## Work to be completed
The records below are to be written out exactly, with every picture omitted.

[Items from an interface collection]

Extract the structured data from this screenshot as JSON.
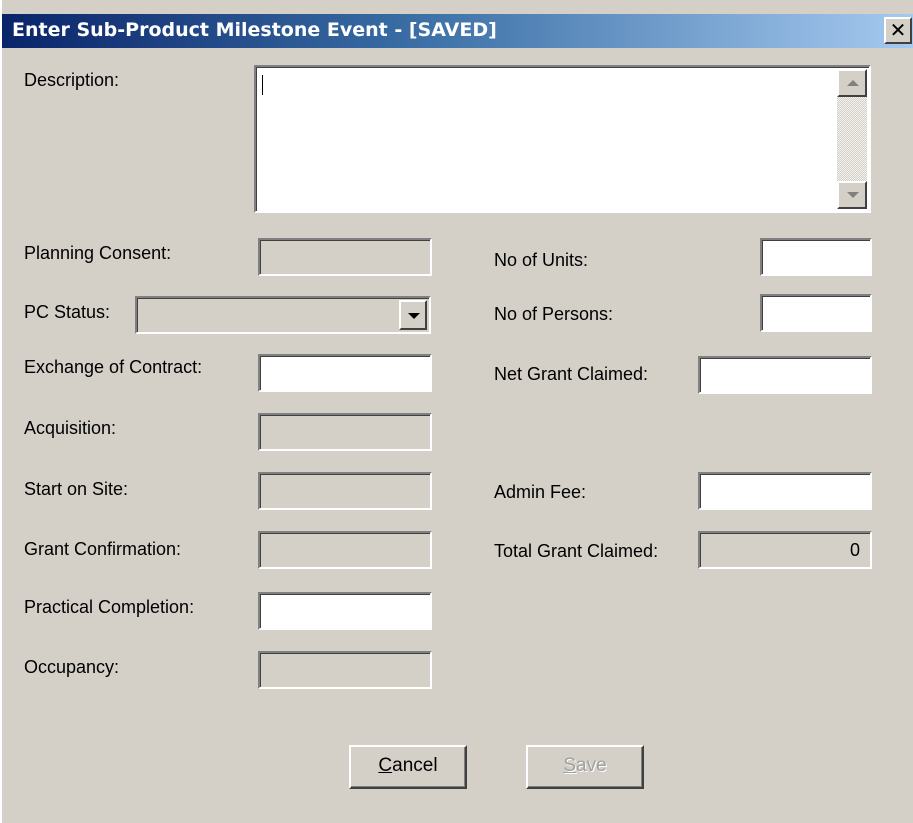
{
  "window": {
    "title": "Enter Sub-Product Milestone Event - [SAVED]",
    "close_glyph": "✕"
  },
  "form": {
    "description_label": "Description:",
    "description_value": "",
    "planning_consent_label": "Planning Consent:",
    "pc_status_label": "PC Status:",
    "pc_status_value": "",
    "exchange_of_contract_label": "Exchange of Contract:",
    "acquisition_label": "Acquisition:",
    "start_on_site_label": "Start on Site:",
    "grant_confirmation_label": "Grant Confirmation:",
    "practical_completion_label": "Practical Completion:",
    "occupancy_label": "Occupancy:",
    "no_of_units_label": "No of Units:",
    "no_of_persons_label": "No of Persons:",
    "net_grant_claimed_label": "Net Grant Claimed:",
    "admin_fee_label": "Admin Fee:",
    "total_grant_claimed_label": "Total Grant Claimed:",
    "total_grant_claimed_value": "0"
  },
  "buttons": {
    "cancel_mnemonic": "C",
    "cancel_rest": "ancel",
    "save_mnemonic": "S",
    "save_rest": "ave"
  },
  "colors": {
    "titlebar_start": "#0a246a",
    "titlebar_end": "#a6caf0",
    "dialog_bg": "#d4d0c8"
  }
}
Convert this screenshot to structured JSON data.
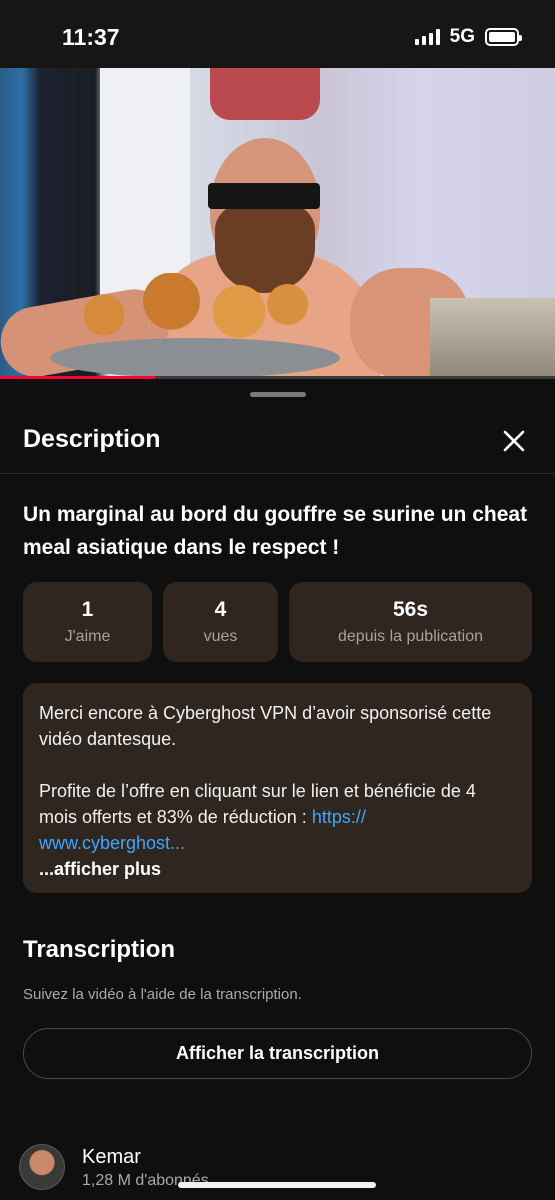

## Response area
Extract the structured data from this screenshot as JSON.
{
  "window": {
    "title": "Enter Sub-Product Milestone Event - [SAVED]",
    "close_glyph": "✕"
  },
  "form": {
    "description_label": "Description:",
    "description_value": "",
    "planning_consent_label": "Planning Consent:",
    "pc_status_label": "PC Status:",
    "pc_status_value": "",
    "exchange_of_contract_label": "Exchange of Contract:",
    "acquisition_label": "Acquisition:",
    "start_on_site_label": "Start on Site:",
    "grant_confirmation_label": "Grant Confirmation:",
    "practical_completion_label": "Practical Completion:",
    "occupancy_label": "Occupancy:",
    "no_of_units_label": "No of Units:",
    "no_of_persons_label": "No of Persons:",
    "net_grant_claimed_label": "Net Grant Claimed:",
    "admin_fee_label": "Admin Fee:",
    "total_grant_claimed_label": "Total Grant Claimed:",
    "total_grant_claimed_value": "0"
  },
  "buttons": {
    "cancel_mnemonic": "C",
    "cancel_rest": "ancel",
    "save_mnemonic": "S",
    "save_rest": "ave"
  },
  "colors": {
    "titlebar_start": "#0a246a",
    "titlebar_end": "#a6caf0",
    "dialog_bg": "#d4d0c8"
  }
}
Convert this screenshot to structured JSON data.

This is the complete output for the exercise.